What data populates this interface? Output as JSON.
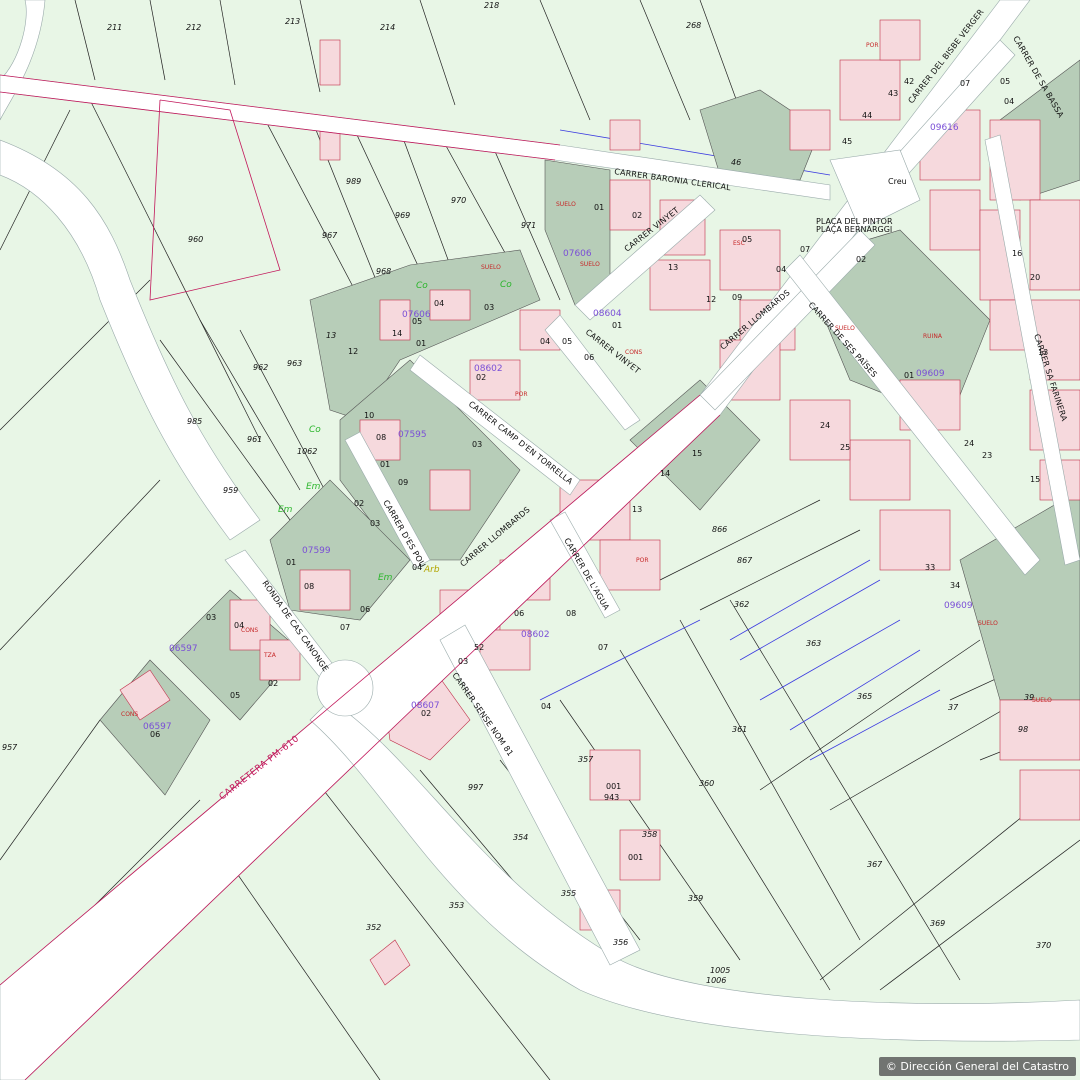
{
  "map": {
    "attribution": "© Dirección General del Catastro",
    "roads": [
      {
        "name": "CARRETERA PM-610",
        "kind": "highway"
      }
    ],
    "streets": [
      {
        "name": "CARRER BARONIA CLERICAL"
      },
      {
        "name": "CARRER VINYET"
      },
      {
        "name": "CARRER VINYET"
      },
      {
        "name": "CARRER CAMP D'EN TORRELLA"
      },
      {
        "name": "CARRER D'ES POU"
      },
      {
        "name": "CARRER LLOMBARDS"
      },
      {
        "name": "CARRER LLOMBARDS"
      },
      {
        "name": "CARRER DE SES PAÏSES"
      },
      {
        "name": "CARRER DE L'AGUA"
      },
      {
        "name": "CARRER SENSE NOM 81"
      },
      {
        "name": "RONDA DE CAS CANONGE"
      },
      {
        "name": "CARRER DEL BISBE VERGER"
      },
      {
        "name": "CARRER DE SA BASSA"
      },
      {
        "name": "CARRER SA FARINERA"
      }
    ],
    "places": [
      {
        "name": "PLAÇA DEL PINTOR"
      },
      {
        "name": "PLAÇA BERNARGGI"
      },
      {
        "name": "Creu"
      }
    ],
    "block_ids": [
      "07606",
      "07606",
      "08604",
      "08602",
      "07595",
      "07599",
      "06597",
      "06597",
      "08602",
      "08607",
      "09609",
      "09616",
      "09609"
    ],
    "parcel_numbers": [
      "211",
      "212",
      "213",
      "214",
      "218",
      "268",
      "960",
      "989",
      "967",
      "969",
      "970",
      "971",
      "968",
      "962",
      "963",
      "985",
      "961",
      "1062",
      "959",
      "957",
      "997",
      "354",
      "355",
      "356",
      "353",
      "352",
      "357",
      "358",
      "359",
      "360",
      "361",
      "362",
      "363",
      "365",
      "367",
      "369",
      "370",
      "866",
      "867",
      "1005",
      "1006",
      "46",
      "13",
      "37",
      "39",
      "98"
    ],
    "cultivation_codes": [
      "Co",
      "Co",
      "Co",
      "Em",
      "Em",
      "Em",
      "Arb"
    ],
    "use_codes": [
      "SUELO",
      "SUELO",
      "SUELO",
      "SUELO",
      "SUELO",
      "SUELO",
      "POR",
      "POR",
      "POR",
      "CONS",
      "CONS",
      "CONS",
      "RUINA",
      "ESC",
      "TZA"
    ]
  }
}
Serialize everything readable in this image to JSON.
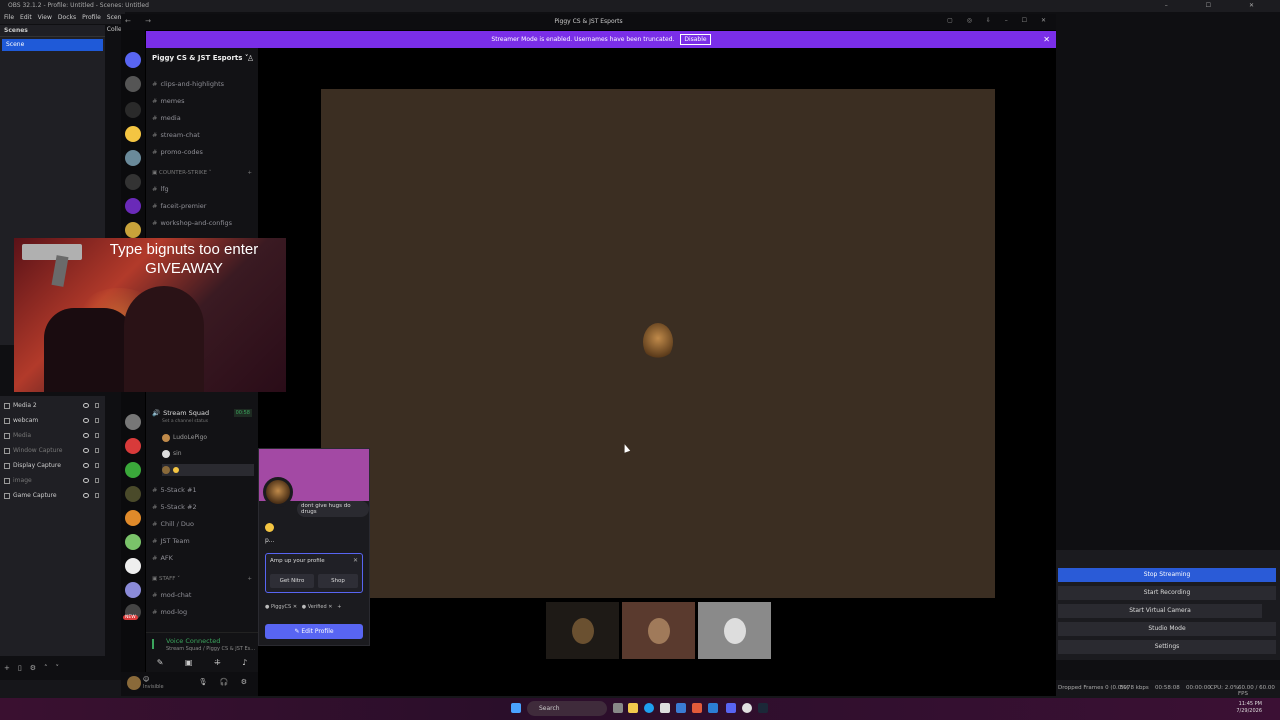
{
  "obs": {
    "title": "OBS 32.1.2 - Profile: Untitled - Scenes: Untitled",
    "menu": [
      "File",
      "Edit",
      "View",
      "Docks",
      "Profile",
      "Scene Collection"
    ],
    "scenes_header": "Scenes",
    "scene": "Scene",
    "sources": [
      {
        "name": "Media 2",
        "dim": false
      },
      {
        "name": "webcam",
        "dim": false
      },
      {
        "name": "Media",
        "dim": true
      },
      {
        "name": "Window Capture",
        "dim": true
      },
      {
        "name": "Display Capture",
        "dim": false
      },
      {
        "name": "image",
        "dim": true
      },
      {
        "name": "Game Capture",
        "dim": false
      }
    ],
    "controls": {
      "stop_streaming": "Stop Streaming",
      "start_recording": "Start Recording",
      "start_virtual_camera": "Start Virtual Camera",
      "studio_mode": "Studio Mode",
      "settings": "Settings"
    },
    "status": {
      "dropped": "Dropped Frames 0 (0.0%)",
      "bitrate": "5978 kbps",
      "live_time": "00:58:08",
      "rec_time": "00:00:00",
      "cpu": "CPU: 2.0%",
      "fps": "60.00 / 60.00 FPS"
    }
  },
  "taskbar": {
    "search": "Search",
    "time": "11:45 PM",
    "date": "7/29/2026"
  },
  "discord": {
    "title": "Piggy CS & JST Esports",
    "banner_text": "Streamer Mode is enabled. Usernames have been truncated.",
    "banner_button": "Disable",
    "guild_name": "Piggy CS & JST Esports",
    "channels_top": [
      "clips-and-highlights",
      "memes",
      "media",
      "stream-chat",
      "promo-codes"
    ],
    "category_cs": "COUNTER-STRIKE",
    "channels_cs": [
      "lfg",
      "faceit-premier",
      "workshop-and-configs"
    ],
    "voice": {
      "name": "Stream Squad",
      "timer": "00:58",
      "status_hint": "Set a channel status",
      "members": [
        "LudoLePigo",
        "sin",
        ""
      ]
    },
    "channels_voice": [
      "5-Stack #1",
      "5-Stack #2",
      "Chill / Duo",
      "JST Team",
      "AFK"
    ],
    "category_staff": "STAFF",
    "channels_staff": [
      "mod-chat",
      "mod-log"
    ],
    "new_badge": "NEW",
    "voice_connected": "Voice Connected",
    "voice_sub": "Stream Squad / Piggy CS & JST Es...",
    "user_status": "Invisible",
    "popout": {
      "bubble": "dont give hugs do drugs",
      "name": "p...",
      "amp_title": "Amp up your profile",
      "get_nitro": "Get Nitro",
      "shop": "Shop",
      "tag1": "PiggyCS",
      "tag2": "Verified",
      "edit_profile": "Edit Profile"
    }
  },
  "overlay": {
    "line1": "Type bignuts too enter",
    "line2": "GIVEAWAY"
  }
}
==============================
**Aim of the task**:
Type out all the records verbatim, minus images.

**Exercise response**:
What data populates this interface? Output as JSON.
{
  "map": {
    "attribution": "© Dirección General del Catastro",
    "roads": [
      {
        "name": "CARRETERA PM-610",
        "kind": "highway"
      }
    ],
    "streets": [
      {
        "name": "CARRER BARONIA CLERICAL"
      },
      {
        "name": "CARRER VINYET"
      },
      {
        "name": "CARRER VINYET"
      },
      {
        "name": "CARRER CAMP D'EN TORRELLA"
      },
      {
        "name": "CARRER D'ES POU"
      },
      {
        "name": "CARRER LLOMBARDS"
      },
      {
        "name": "CARRER LLOMBARDS"
      },
      {
        "name": "CARRER DE SES PAÏSES"
      },
      {
        "name": "CARRER DE L'AGUA"
      },
      {
        "name": "CARRER SENSE NOM 81"
      },
      {
        "name": "RONDA DE CAS CANONGE"
      },
      {
        "name": "CARRER DEL BISBE VERGER"
      },
      {
        "name": "CARRER DE SA BASSA"
      },
      {
        "name": "CARRER SA FARINERA"
      }
    ],
    "places": [
      {
        "name": "PLAÇA DEL PINTOR"
      },
      {
        "name": "PLAÇA BERNARGGI"
      },
      {
        "name": "Creu"
      }
    ],
    "block_ids": [
      "07606",
      "07606",
      "08604",
      "08602",
      "07595",
      "07599",
      "06597",
      "06597",
      "08602",
      "08607",
      "09609",
      "09616",
      "09609"
    ],
    "parcel_numbers": [
      "211",
      "212",
      "213",
      "214",
      "218",
      "268",
      "960",
      "989",
      "967",
      "969",
      "970",
      "971",
      "968",
      "962",
      "963",
      "985",
      "961",
      "1062",
      "959",
      "957",
      "997",
      "354",
      "355",
      "356",
      "353",
      "352",
      "357",
      "358",
      "359",
      "360",
      "361",
      "362",
      "363",
      "365",
      "367",
      "369",
      "370",
      "866",
      "867",
      "1005",
      "1006",
      "46",
      "13",
      "37",
      "39",
      "98"
    ],
    "cultivation_codes": [
      "Co",
      "Co",
      "Co",
      "Em",
      "Em",
      "Em",
      "Arb"
    ],
    "use_codes": [
      "SUELO",
      "SUELO",
      "SUELO",
      "SUELO",
      "SUELO",
      "SUELO",
      "POR",
      "POR",
      "POR",
      "CONS",
      "CONS",
      "CONS",
      "RUINA",
      "ESC",
      "TZA"
    ]
  }
}
Serialize everything readable in this image to JSON.
{
  "obs": {
    "title": "OBS 32.1.2 - Profile: Untitled - Scenes: Untitled",
    "menu": [
      "File",
      "Edit",
      "View",
      "Docks",
      "Profile",
      "Scene Collection"
    ],
    "scenes_header": "Scenes",
    "scene": "Scene",
    "sources": [
      {
        "name": "Media 2",
        "dim": false
      },
      {
        "name": "webcam",
        "dim": false
      },
      {
        "name": "Media",
        "dim": true
      },
      {
        "name": "Window Capture",
        "dim": true
      },
      {
        "name": "Display Capture",
        "dim": false
      },
      {
        "name": "image",
        "dim": true
      },
      {
        "name": "Game Capture",
        "dim": false
      }
    ],
    "controls": {
      "stop_streaming": "Stop Streaming",
      "start_recording": "Start Recording",
      "start_virtual_camera": "Start Virtual Camera",
      "studio_mode": "Studio Mode",
      "settings": "Settings"
    },
    "status": {
      "dropped": "Dropped Frames 0 (0.0%)",
      "bitrate": "5978 kbps",
      "live_time": "00:58:08",
      "rec_time": "00:00:00",
      "cpu": "CPU: 2.0%",
      "fps": "60.00 / 60.00 FPS"
    }
  },
  "taskbar": {
    "search": "Search",
    "time": "11:45 PM",
    "date": "7/29/2026"
  },
  "discord": {
    "title": "Piggy CS & JST Esports",
    "banner_text": "Streamer Mode is enabled. Usernames have been truncated.",
    "banner_button": "Disable",
    "guild_name": "Piggy CS & JST Esports",
    "channels_top": [
      "clips-and-highlights",
      "memes",
      "media",
      "stream-chat",
      "promo-codes"
    ],
    "category_cs": "COUNTER-STRIKE",
    "channels_cs": [
      "lfg",
      "faceit-premier",
      "workshop-and-configs"
    ],
    "voice": {
      "name": "Stream Squad",
      "timer": "00:58",
      "status_hint": "Set a channel status",
      "members": [
        "LudoLePigo",
        "sin",
        ""
      ]
    },
    "channels_voice": [
      "5-Stack #1",
      "5-Stack #2",
      "Chill / Duo",
      "JST Team",
      "AFK"
    ],
    "category_staff": "STAFF",
    "channels_staff": [
      "mod-chat",
      "mod-log"
    ],
    "new_badge": "NEW",
    "voice_connected": "Voice Connected",
    "voice_sub": "Stream Squad / Piggy CS & JST Es...",
    "user_status": "Invisible",
    "popout": {
      "bubble": "dont give hugs do drugs",
      "name": "p...",
      "amp_title": "Amp up your profile",
      "get_nitro": "Get Nitro",
      "shop": "Shop",
      "tag1": "PiggyCS",
      "tag2": "Verified",
      "edit_profile": "Edit Profile"
    }
  },
  "overlay": {
    "line1": "Type bignuts too enter",
    "line2": "GIVEAWAY"
  }
}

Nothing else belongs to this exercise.